Source data
<<<<

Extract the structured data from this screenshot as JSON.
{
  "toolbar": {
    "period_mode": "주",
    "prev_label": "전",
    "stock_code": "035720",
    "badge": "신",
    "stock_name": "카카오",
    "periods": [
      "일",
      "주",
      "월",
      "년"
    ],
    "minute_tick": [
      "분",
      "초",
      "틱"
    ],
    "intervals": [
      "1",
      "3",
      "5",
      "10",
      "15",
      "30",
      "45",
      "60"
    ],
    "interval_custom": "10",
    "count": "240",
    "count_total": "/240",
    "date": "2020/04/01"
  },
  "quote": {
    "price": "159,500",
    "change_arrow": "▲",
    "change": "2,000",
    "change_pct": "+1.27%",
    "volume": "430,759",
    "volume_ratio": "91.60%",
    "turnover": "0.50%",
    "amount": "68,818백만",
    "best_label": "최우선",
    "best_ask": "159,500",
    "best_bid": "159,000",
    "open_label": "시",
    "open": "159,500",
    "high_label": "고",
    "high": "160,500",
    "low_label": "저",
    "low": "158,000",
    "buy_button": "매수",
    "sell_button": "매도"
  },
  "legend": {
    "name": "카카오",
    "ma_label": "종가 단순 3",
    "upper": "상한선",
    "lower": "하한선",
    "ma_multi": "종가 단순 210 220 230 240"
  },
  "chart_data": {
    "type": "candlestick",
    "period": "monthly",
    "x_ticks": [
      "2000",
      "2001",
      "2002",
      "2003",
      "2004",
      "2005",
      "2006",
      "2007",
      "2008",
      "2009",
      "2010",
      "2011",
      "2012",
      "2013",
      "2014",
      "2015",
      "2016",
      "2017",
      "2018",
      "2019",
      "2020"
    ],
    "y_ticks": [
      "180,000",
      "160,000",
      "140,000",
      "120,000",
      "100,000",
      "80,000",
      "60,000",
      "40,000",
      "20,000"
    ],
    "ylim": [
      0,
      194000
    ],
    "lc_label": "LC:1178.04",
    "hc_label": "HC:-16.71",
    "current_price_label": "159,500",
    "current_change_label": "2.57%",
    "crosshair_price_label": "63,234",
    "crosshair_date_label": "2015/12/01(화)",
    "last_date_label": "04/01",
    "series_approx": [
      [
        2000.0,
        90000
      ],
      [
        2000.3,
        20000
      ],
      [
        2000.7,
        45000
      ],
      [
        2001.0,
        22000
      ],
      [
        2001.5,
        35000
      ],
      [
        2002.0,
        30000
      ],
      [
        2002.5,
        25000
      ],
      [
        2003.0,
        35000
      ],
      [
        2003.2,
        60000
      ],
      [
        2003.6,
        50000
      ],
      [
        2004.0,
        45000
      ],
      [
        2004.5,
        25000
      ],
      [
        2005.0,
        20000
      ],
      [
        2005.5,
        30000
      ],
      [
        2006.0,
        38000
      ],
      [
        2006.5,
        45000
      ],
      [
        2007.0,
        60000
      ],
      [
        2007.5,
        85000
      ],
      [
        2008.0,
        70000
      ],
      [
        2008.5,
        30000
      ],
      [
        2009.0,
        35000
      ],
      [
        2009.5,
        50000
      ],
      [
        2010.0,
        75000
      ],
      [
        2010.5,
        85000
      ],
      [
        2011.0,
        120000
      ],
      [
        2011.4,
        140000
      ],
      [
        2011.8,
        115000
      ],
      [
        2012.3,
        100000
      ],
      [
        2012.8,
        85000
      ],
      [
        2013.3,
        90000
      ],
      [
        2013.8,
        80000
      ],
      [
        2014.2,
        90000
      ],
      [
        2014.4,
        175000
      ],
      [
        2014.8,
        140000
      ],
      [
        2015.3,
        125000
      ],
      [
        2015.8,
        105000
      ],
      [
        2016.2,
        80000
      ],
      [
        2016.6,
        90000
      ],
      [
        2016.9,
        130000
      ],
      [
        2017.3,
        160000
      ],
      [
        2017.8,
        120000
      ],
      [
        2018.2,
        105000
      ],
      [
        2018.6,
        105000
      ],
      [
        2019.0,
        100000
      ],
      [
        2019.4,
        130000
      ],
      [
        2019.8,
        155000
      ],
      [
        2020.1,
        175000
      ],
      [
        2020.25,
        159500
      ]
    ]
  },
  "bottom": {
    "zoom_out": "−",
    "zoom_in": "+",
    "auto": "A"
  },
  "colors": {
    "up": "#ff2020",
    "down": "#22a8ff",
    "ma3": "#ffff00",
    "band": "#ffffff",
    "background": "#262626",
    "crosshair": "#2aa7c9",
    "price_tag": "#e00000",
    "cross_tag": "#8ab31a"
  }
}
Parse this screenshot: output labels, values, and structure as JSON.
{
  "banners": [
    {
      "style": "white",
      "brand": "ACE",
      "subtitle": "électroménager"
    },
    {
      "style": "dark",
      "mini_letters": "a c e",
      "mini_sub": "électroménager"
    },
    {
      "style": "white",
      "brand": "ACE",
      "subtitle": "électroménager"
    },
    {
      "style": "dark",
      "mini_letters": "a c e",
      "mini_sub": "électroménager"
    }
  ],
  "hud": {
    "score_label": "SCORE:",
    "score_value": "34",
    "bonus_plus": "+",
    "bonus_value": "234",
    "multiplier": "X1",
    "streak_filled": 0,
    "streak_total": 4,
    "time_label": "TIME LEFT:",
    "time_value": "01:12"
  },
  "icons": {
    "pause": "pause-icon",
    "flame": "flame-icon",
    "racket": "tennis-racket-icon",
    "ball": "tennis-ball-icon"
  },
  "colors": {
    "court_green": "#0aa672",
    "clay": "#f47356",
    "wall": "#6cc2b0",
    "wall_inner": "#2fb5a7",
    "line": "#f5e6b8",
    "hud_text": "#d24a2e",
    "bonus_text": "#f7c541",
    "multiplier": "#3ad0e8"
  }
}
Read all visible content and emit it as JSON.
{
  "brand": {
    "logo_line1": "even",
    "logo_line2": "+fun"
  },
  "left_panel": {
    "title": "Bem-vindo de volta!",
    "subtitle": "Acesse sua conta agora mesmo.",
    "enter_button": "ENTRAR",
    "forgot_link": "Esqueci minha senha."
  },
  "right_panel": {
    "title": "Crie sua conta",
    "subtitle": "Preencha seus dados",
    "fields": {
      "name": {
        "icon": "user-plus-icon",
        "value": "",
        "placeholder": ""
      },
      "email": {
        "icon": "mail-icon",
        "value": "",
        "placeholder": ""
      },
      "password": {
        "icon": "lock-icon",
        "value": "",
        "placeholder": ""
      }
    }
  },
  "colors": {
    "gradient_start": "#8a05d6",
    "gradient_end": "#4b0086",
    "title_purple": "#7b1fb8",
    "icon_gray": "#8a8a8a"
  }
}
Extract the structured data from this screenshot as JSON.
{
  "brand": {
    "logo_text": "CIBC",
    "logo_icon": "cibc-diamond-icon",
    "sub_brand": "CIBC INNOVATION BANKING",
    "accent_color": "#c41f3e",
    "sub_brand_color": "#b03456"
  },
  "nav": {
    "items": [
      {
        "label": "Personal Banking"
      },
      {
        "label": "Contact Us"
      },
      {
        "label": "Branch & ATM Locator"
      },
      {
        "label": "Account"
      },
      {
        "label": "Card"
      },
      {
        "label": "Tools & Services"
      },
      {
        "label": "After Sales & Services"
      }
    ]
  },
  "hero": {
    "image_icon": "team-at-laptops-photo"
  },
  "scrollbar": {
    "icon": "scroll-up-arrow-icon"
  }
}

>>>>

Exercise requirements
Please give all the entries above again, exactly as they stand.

Task response
Extract the structured data from this screenshot as JSON.
{
  "toolbar": {
    "period_mode": "주",
    "prev_label": "전",
    "stock_code": "035720",
    "badge": "신",
    "stock_name": "카카오",
    "periods": [
      "일",
      "주",
      "월",
      "년"
    ],
    "minute_tick": [
      "분",
      "초",
      "틱"
    ],
    "intervals": [
      "1",
      "3",
      "5",
      "10",
      "15",
      "30",
      "45",
      "60"
    ],
    "interval_custom": "10",
    "count": "240",
    "count_total": "/240",
    "date": "2020/04/01"
  },
  "quote": {
    "price": "159,500",
    "change_arrow": "▲",
    "change": "2,000",
    "change_pct": "+1.27%",
    "volume": "430,759",
    "volume_ratio": "91.60%",
    "turnover": "0.50%",
    "amount": "68,818백만",
    "best_label": "최우선",
    "best_ask": "159,500",
    "best_bid": "159,000",
    "open_label": "시",
    "open": "159,500",
    "high_label": "고",
    "high": "160,500",
    "low_label": "저",
    "low": "158,000",
    "buy_button": "매수",
    "sell_button": "매도"
  },
  "legend": {
    "name": "카카오",
    "ma_label": "종가 단순 3",
    "upper": "상한선",
    "lower": "하한선",
    "ma_multi": "종가 단순 210 220 230 240"
  },
  "chart_data": {
    "type": "candlestick",
    "period": "monthly",
    "x_ticks": [
      "2000",
      "2001",
      "2002",
      "2003",
      "2004",
      "2005",
      "2006",
      "2007",
      "2008",
      "2009",
      "2010",
      "2011",
      "2012",
      "2013",
      "2014",
      "2015",
      "2016",
      "2017",
      "2018",
      "2019",
      "2020"
    ],
    "y_ticks": [
      "180,000",
      "160,000",
      "140,000",
      "120,000",
      "100,000",
      "80,000",
      "60,000",
      "40,000",
      "20,000"
    ],
    "ylim": [
      0,
      194000
    ],
    "lc_label": "LC:1178.04",
    "hc_label": "HC:-16.71",
    "current_price_label": "159,500",
    "current_change_label": "2.57%",
    "crosshair_price_label": "63,234",
    "crosshair_date_label": "2015/12/01(화)",
    "last_date_label": "04/01",
    "series_approx": [
      [
        2000.0,
        90000
      ],
      [
        2000.3,
        20000
      ],
      [
        2000.7,
        45000
      ],
      [
        2001.0,
        22000
      ],
      [
        2001.5,
        35000
      ],
      [
        2002.0,
        30000
      ],
      [
        2002.5,
        25000
      ],
      [
        2003.0,
        35000
      ],
      [
        2003.2,
        60000
      ],
      [
        2003.6,
        50000
      ],
      [
        2004.0,
        45000
      ],
      [
        2004.5,
        25000
      ],
      [
        2005.0,
        20000
      ],
      [
        2005.5,
        30000
      ],
      [
        2006.0,
        38000
      ],
      [
        2006.5,
        45000
      ],
      [
        2007.0,
        60000
      ],
      [
        2007.5,
        85000
      ],
      [
        2008.0,
        70000
      ],
      [
        2008.5,
        30000
      ],
      [
        2009.0,
        35000
      ],
      [
        2009.5,
        50000
      ],
      [
        2010.0,
        75000
      ],
      [
        2010.5,
        85000
      ],
      [
        2011.0,
        120000
      ],
      [
        2011.4,
        140000
      ],
      [
        2011.8,
        115000
      ],
      [
        2012.3,
        100000
      ],
      [
        2012.8,
        85000
      ],
      [
        2013.3,
        90000
      ],
      [
        2013.8,
        80000
      ],
      [
        2014.2,
        90000
      ],
      [
        2014.4,
        175000
      ],
      [
        2014.8,
        140000
      ],
      [
        2015.3,
        125000
      ],
      [
        2015.8,
        105000
      ],
      [
        2016.2,
        80000
      ],
      [
        2016.6,
        90000
      ],
      [
        2016.9,
        130000
      ],
      [
        2017.3,
        160000
      ],
      [
        2017.8,
        120000
      ],
      [
        2018.2,
        105000
      ],
      [
        2018.6,
        105000
      ],
      [
        2019.0,
        100000
      ],
      [
        2019.4,
        130000
      ],
      [
        2019.8,
        155000
      ],
      [
        2020.1,
        175000
      ],
      [
        2020.25,
        159500
      ]
    ]
  },
  "bottom": {
    "zoom_out": "−",
    "zoom_in": "+",
    "auto": "A"
  },
  "colors": {
    "up": "#ff2020",
    "down": "#22a8ff",
    "ma3": "#ffff00",
    "band": "#ffffff",
    "background": "#262626",
    "crosshair": "#2aa7c9",
    "price_tag": "#e00000",
    "cross_tag": "#8ab31a"
  }
}
Parse this screenshot: output labels, values, and structure as JSON.
{
  "banners": [
    {
      "style": "white",
      "brand": "ACE",
      "subtitle": "électroménager"
    },
    {
      "style": "dark",
      "mini_letters": "a c e",
      "mini_sub": "électroménager"
    },
    {
      "style": "white",
      "brand": "ACE",
      "subtitle": "électroménager"
    },
    {
      "style": "dark",
      "mini_letters": "a c e",
      "mini_sub": "électroménager"
    }
  ],
  "hud": {
    "score_label": "SCORE:",
    "score_value": "34",
    "bonus_plus": "+",
    "bonus_value": "234",
    "multiplier": "X1",
    "streak_filled": 0,
    "streak_total": 4,
    "time_label": "TIME LEFT:",
    "time_value": "01:12"
  },
  "icons": {
    "pause": "pause-icon",
    "flame": "flame-icon",
    "racket": "tennis-racket-icon",
    "ball": "tennis-ball-icon"
  },
  "colors": {
    "court_green": "#0aa672",
    "clay": "#f47356",
    "wall": "#6cc2b0",
    "wall_inner": "#2fb5a7",
    "line": "#f5e6b8",
    "hud_text": "#d24a2e",
    "bonus_text": "#f7c541",
    "multiplier": "#3ad0e8"
  }
}
Read all visible content and emit it as JSON.
{
  "brand": {
    "logo_line1": "even",
    "logo_line2": "+fun"
  },
  "left_panel": {
    "title": "Bem-vindo de volta!",
    "subtitle": "Acesse sua conta agora mesmo.",
    "enter_button": "ENTRAR",
    "forgot_link": "Esqueci minha senha."
  },
  "right_panel": {
    "title": "Crie sua conta",
    "subtitle": "Preencha seus dados",
    "fields": {
      "name": {
        "icon": "user-plus-icon",
        "value": "",
        "placeholder": ""
      },
      "email": {
        "icon": "mail-icon",
        "value": "",
        "placeholder": ""
      },
      "password": {
        "icon": "lock-icon",
        "value": "",
        "placeholder": ""
      }
    }
  },
  "colors": {
    "gradient_start": "#8a05d6",
    "gradient_end": "#4b0086",
    "title_purple": "#7b1fb8",
    "icon_gray": "#8a8a8a"
  }
}
Extract the structured data from this screenshot as JSON.
{
  "brand": {
    "logo_text": "CIBC",
    "logo_icon": "cibc-diamond-icon",
    "sub_brand": "CIBC INNOVATION BANKING",
    "accent_color": "#c41f3e",
    "sub_brand_color": "#b03456"
  },
  "nav": {
    "items": [
      {
        "label": "Personal Banking"
      },
      {
        "label": "Contact Us"
      },
      {
        "label": "Branch & ATM Locator"
      },
      {
        "label": "Account"
      },
      {
        "label": "Card"
      },
      {
        "label": "Tools & Services"
      },
      {
        "label": "After Sales & Services"
      }
    ]
  },
  "hero": {
    "image_icon": "team-at-laptops-photo"
  },
  "scrollbar": {
    "icon": "scroll-up-arrow-icon"
  }
}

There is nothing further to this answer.